▶ **Your assignment**
In the records that follow, locate every line with "Carrefour" and extract it.

_ _ _ _ _

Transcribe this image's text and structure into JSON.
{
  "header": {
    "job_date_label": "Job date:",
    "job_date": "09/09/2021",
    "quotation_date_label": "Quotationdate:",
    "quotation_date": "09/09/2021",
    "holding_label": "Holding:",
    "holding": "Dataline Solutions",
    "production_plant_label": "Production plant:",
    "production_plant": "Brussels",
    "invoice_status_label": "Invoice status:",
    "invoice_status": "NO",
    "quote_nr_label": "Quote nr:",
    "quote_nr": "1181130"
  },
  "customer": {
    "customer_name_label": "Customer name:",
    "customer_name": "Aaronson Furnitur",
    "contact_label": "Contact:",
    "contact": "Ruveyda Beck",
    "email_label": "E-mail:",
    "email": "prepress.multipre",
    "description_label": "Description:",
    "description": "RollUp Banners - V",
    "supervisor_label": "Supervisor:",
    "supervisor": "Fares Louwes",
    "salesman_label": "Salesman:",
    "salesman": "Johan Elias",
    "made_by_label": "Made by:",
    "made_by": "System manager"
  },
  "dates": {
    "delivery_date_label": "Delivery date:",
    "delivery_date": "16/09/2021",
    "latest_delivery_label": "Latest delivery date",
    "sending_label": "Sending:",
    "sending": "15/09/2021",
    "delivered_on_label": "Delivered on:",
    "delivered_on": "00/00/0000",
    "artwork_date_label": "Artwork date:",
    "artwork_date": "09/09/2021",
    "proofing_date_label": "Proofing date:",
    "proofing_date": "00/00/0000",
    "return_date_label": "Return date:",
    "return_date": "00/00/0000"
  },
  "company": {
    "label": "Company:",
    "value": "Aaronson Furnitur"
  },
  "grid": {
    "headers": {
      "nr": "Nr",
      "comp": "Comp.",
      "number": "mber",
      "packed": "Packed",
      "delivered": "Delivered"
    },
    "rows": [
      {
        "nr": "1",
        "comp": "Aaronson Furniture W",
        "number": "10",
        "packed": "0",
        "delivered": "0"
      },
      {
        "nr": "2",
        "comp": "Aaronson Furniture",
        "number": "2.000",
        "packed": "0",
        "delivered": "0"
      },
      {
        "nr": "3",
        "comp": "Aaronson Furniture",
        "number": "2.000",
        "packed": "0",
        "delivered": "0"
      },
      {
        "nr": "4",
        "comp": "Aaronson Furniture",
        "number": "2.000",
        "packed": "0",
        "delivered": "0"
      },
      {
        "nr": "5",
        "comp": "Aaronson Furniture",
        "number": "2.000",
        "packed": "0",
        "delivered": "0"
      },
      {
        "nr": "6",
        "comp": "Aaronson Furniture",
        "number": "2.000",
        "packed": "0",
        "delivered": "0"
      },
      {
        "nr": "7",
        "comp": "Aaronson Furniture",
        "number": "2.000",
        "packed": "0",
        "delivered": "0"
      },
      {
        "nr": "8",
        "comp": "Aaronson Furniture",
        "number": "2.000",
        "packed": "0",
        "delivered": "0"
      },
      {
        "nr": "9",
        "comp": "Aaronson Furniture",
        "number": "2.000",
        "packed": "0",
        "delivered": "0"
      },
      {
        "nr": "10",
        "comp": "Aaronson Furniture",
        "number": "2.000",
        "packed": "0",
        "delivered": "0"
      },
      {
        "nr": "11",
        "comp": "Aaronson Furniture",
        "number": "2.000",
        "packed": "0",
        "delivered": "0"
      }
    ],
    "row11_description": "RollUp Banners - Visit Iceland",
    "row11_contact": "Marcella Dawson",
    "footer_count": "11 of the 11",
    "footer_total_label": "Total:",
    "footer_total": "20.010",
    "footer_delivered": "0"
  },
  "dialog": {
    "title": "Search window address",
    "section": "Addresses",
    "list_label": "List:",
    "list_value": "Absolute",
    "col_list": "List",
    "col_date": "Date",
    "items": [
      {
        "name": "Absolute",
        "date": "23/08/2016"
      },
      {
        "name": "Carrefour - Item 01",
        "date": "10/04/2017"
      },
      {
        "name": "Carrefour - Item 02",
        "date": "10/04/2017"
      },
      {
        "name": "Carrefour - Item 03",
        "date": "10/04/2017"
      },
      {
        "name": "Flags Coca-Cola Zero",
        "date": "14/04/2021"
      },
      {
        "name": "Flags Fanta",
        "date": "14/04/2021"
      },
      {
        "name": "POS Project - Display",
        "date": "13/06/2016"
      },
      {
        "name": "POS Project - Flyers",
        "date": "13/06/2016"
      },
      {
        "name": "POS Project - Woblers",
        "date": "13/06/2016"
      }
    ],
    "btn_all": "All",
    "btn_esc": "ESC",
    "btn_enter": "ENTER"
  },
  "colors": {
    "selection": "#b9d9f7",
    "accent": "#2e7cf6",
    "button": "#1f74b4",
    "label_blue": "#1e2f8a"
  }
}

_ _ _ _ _

▶ **Solution to the problem**
        "name": "Carrefour - Item 01",
        "name": "Carrefour - Item 02",
        "name": "Carrefour - Item 03",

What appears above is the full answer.